### Data for this task ###

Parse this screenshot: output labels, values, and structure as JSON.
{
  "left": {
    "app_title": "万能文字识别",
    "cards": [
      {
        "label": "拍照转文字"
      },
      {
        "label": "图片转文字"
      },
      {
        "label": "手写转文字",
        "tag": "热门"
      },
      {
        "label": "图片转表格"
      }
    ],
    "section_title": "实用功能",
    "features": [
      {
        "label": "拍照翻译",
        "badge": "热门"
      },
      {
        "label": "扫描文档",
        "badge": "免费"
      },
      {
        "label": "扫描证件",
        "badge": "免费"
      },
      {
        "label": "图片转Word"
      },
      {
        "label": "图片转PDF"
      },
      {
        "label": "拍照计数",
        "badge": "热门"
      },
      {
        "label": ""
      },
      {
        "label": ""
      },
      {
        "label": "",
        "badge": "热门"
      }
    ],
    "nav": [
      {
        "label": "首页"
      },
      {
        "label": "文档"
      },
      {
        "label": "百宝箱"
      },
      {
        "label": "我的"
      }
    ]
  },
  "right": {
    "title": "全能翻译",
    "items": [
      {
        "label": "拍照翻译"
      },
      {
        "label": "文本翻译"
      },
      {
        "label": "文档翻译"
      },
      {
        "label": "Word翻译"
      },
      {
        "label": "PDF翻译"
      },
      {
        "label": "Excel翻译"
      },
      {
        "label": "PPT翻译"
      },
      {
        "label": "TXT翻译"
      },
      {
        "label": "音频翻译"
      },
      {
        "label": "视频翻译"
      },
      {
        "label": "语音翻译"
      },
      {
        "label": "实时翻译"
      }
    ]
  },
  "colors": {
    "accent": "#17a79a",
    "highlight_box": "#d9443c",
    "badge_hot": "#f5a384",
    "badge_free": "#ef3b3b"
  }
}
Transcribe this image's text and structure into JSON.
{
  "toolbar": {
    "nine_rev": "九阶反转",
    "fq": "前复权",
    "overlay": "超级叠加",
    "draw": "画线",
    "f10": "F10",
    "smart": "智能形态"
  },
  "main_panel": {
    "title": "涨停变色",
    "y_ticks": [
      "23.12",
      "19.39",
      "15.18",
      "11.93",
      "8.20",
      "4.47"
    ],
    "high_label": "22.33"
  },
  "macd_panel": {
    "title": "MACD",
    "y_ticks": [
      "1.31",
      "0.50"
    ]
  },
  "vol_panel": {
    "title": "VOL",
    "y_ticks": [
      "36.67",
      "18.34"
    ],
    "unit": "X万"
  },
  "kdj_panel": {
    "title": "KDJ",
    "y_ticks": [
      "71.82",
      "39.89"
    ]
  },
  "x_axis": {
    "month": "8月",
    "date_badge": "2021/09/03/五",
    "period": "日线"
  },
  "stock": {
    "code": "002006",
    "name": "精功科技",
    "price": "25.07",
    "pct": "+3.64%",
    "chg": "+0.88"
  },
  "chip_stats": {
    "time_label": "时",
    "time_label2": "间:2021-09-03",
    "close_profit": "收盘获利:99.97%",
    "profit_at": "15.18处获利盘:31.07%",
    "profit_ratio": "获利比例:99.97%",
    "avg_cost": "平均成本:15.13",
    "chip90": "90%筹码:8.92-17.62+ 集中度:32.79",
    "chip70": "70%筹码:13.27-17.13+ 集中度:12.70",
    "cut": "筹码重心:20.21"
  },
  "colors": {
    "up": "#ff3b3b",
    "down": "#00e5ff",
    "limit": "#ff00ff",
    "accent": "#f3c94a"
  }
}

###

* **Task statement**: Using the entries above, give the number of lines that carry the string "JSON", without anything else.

* **Output of the task**: 2